Chandler Riggs was 10 years old when TV viewers met him as Carl Grimes on “The Walking Dead” — an award-winning role he played for seven years before Carl, already minus an eye, was killed off halfway through Season 8.
Riggs is back in prime time on Season 2 of “A Million Little Things” (9 p.m. Thursday) as the enigmatic Patrick “P.J” Nelson — convinced he’s the biological son of series ghost Jon Dixon (Ron Livingston), whose suicide in the series opener is the thematic motif around which ABC’s drama is framed.
“The interesting part about being on ‘A Million Little Things’ is, now that I’m 20, the cast and crew don’t see me as ‘the kid on the set,’ ” says Riggs. “When I was on ‘The Walking Dead’ I was always seen as the kid and everyone else was in their 30s and couldn’t just hang out with a 14-year-old. That would’ve been kind of weird.
“In Canada [‘AMLT’ is filmed in Vancouver] I can go out for some drinks with my castmates and just be an adult” he says. “I’m getting to work with so many professionals that don’t see me as just ‘the kid on the set’ and that’s really cool.” Several of his “AMLT” castmates are around Riggs’ age, including 16-year-old Lizzie Greene (Sophie). “I’ve never worked with people my age and Lizzie is pretty much like a 25-year-old in a kid’s body,” he says.
Riggs didn’t watch Season 1 of “A Million Little Things” and says he was totally in the dark when he was called in to audition for the role of P.J.
“I was given absolutely no information about the character, only that he was in his early-to-mid 20s, had a troubled past and finds a script in the hospital,” he says. “My audition scene was the scene in the hospital with [co-star] Romany [Malco, who plays Rome Howard]. Maybe [P.J.] was in the hospital because his dad was in a car accident? I had no idea.”

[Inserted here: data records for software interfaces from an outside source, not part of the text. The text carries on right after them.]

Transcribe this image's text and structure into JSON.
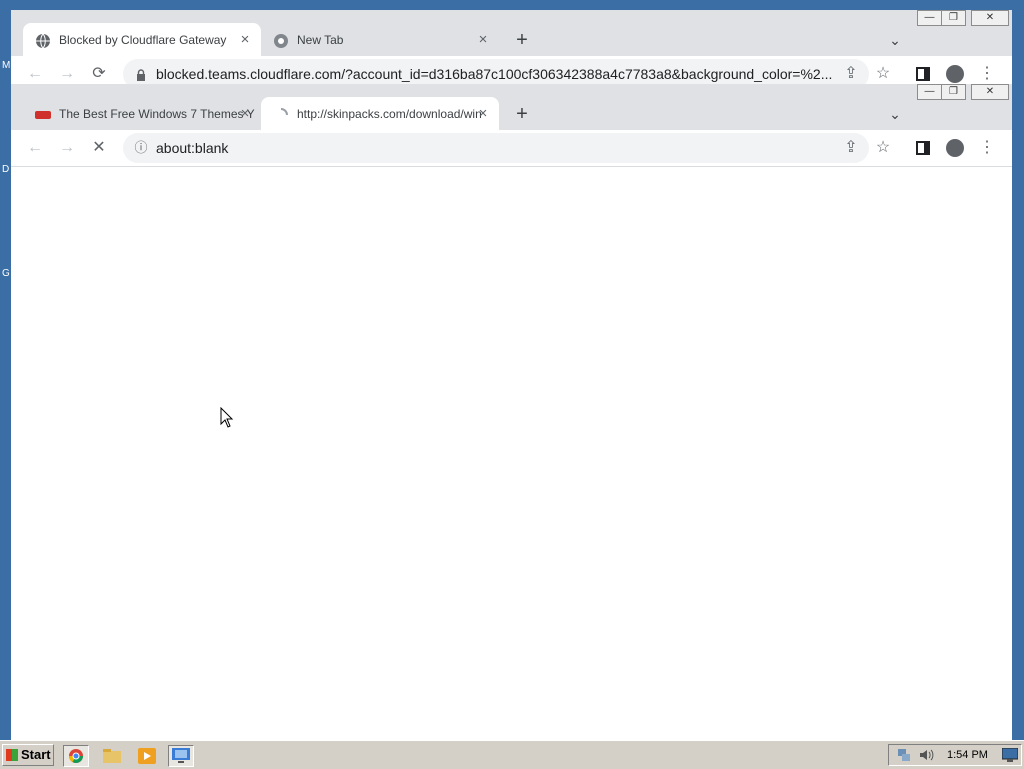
{
  "desktop": {
    "glyph_top": "M",
    "glyph_mid": "D",
    "glyph_low": "G"
  },
  "window_back": {
    "tabs": [
      {
        "title": "Blocked by Cloudflare Gateway",
        "active": true
      },
      {
        "title": "New Tab",
        "active": false
      }
    ],
    "url": "blocked.teams.cloudflare.com/?account_id=d316ba87c100cf306342388a4c7783a8&background_color=%2..."
  },
  "window_front": {
    "tabs": [
      {
        "title": "The Best Free Windows 7 Themes Y",
        "active": false
      },
      {
        "title": "http://skinpacks.com/download/win",
        "active": true
      }
    ],
    "url": "about:blank"
  },
  "icons": {
    "close": "×",
    "new_tab": "+",
    "tab_search": "⌄",
    "back": "←",
    "forward": "→",
    "reload": "⟳",
    "stop": "✕",
    "share": "⇪",
    "star": "☆",
    "menu": "⋮",
    "info": "ⓘ",
    "lock": "🔒",
    "minimize": "—",
    "restore": "❐",
    "win_close": "✕"
  },
  "taskbar": {
    "start_label": "Start",
    "clock": "1:54 PM"
  },
  "colors": {
    "desktop": "#3a6ea5",
    "tabstrip": "#dfe1e5",
    "taskbar": "#d4d0c8"
  }
}
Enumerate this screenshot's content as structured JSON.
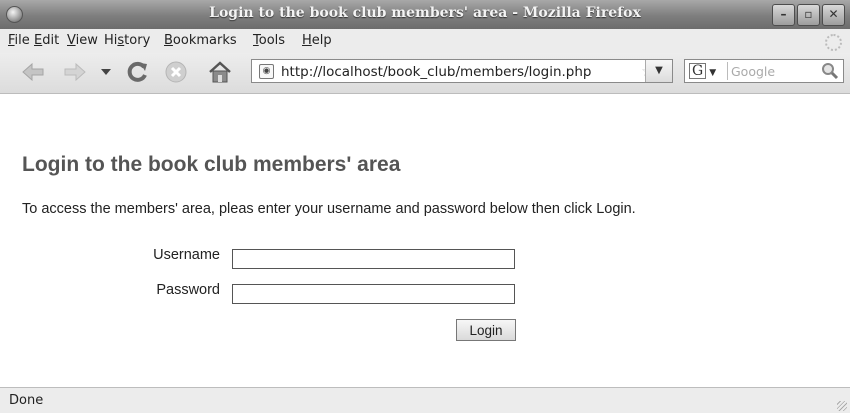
{
  "window": {
    "title": "Login to the book club members' area - Mozilla Firefox",
    "controls": [
      "minimize",
      "maximize",
      "close"
    ]
  },
  "menu": {
    "items": [
      {
        "label": "File",
        "accel": "F"
      },
      {
        "label": "Edit",
        "accel": "E"
      },
      {
        "label": "View",
        "accel": "V"
      },
      {
        "label": "History",
        "accel": "s"
      },
      {
        "label": "Bookmarks",
        "accel": "B"
      },
      {
        "label": "Tools",
        "accel": "T"
      },
      {
        "label": "Help",
        "accel": "H"
      }
    ]
  },
  "toolbar": {
    "icons": [
      "back-icon",
      "forward-icon",
      "history-dropdown-icon",
      "reload-icon",
      "stop-icon",
      "home-icon"
    ],
    "url": "http://localhost/book_club/members/login.php",
    "search_engine": "G",
    "search_placeholder": "Google"
  },
  "page": {
    "heading": "Login to the book club members' area",
    "intro": "To access the members' area, pleas enter your username and password below then click Login.",
    "form": {
      "username_label": "Username",
      "username_value": "",
      "password_label": "Password",
      "password_value": "",
      "submit_label": "Login"
    }
  },
  "status": {
    "text": "Done"
  },
  "colors": {
    "titlebar": "#7e7e7e",
    "heading": "#555555",
    "chrome": "#ececec"
  }
}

Riggs, who’s also a DJ and creates “cinematic electronic music” — he cites Oscar-winning German composer Hans Zimmer as a major influence — says he already knows if Jon is really P.J.’s dad.

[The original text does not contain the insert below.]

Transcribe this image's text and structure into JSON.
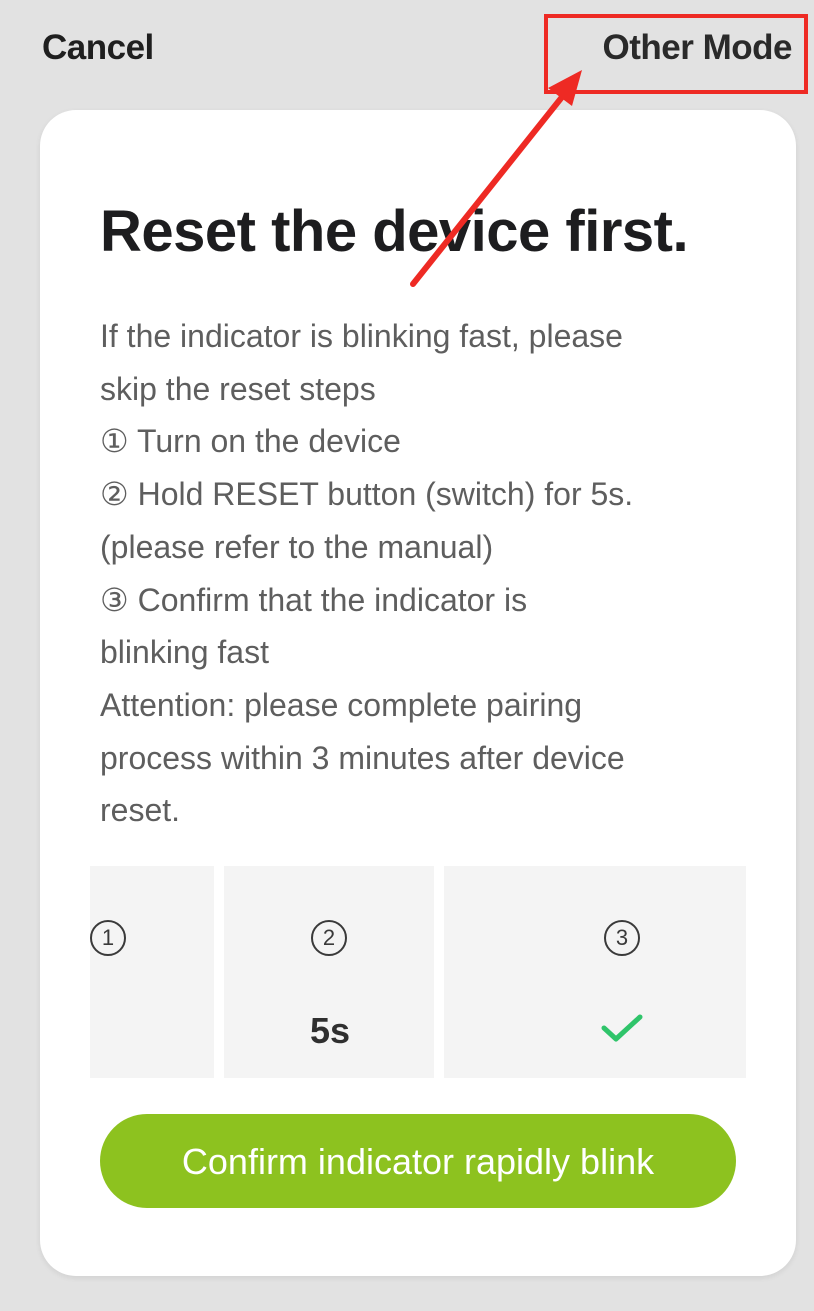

“Over the next few episodes [P.J.] is going to still be agitated about finding out the [DNA] test results and figuring out who his father is,” he says. “At the same time, he’s kind of being embraced by Rome and the other characters and … I’m trying to think of how I can say this … he’s going to start to kind of jump to conclusions a bit and get ahead of himself, which might backfire. We’ll see.”
Despite leaving “The Walking Dead” — his final episode aired in February 2018 — Riggs says he’s still keeps tabs on the series (renewed last month for an 11th season). “I love the show and I’ve been incredibly impressed by these last couple of seasons and can’t wait to see more,” he says. “It’s so interesting because it’s deviated so far from the comics. I’m an avid fan of the comics, as well, so I just have no idea where the show will go from here.”
He does say, though, that the vibe on “A Million Little Things” is much different than on “The Walking Dead.”
“It’s a lot lighter, that’s for sure,” he says. “We joke around a lot more and it’s definitely a much lighter environment in general. I didn’t realize how dark ‘The Walking Dead’ was … there were so many hefty, emotional scenes that weren’t easy to snap out of.
“For ‘A Million Little Things,’ it’s a walk in the park compared to that,” he says. “It makes everything a lot of fun.”
By Michael Starr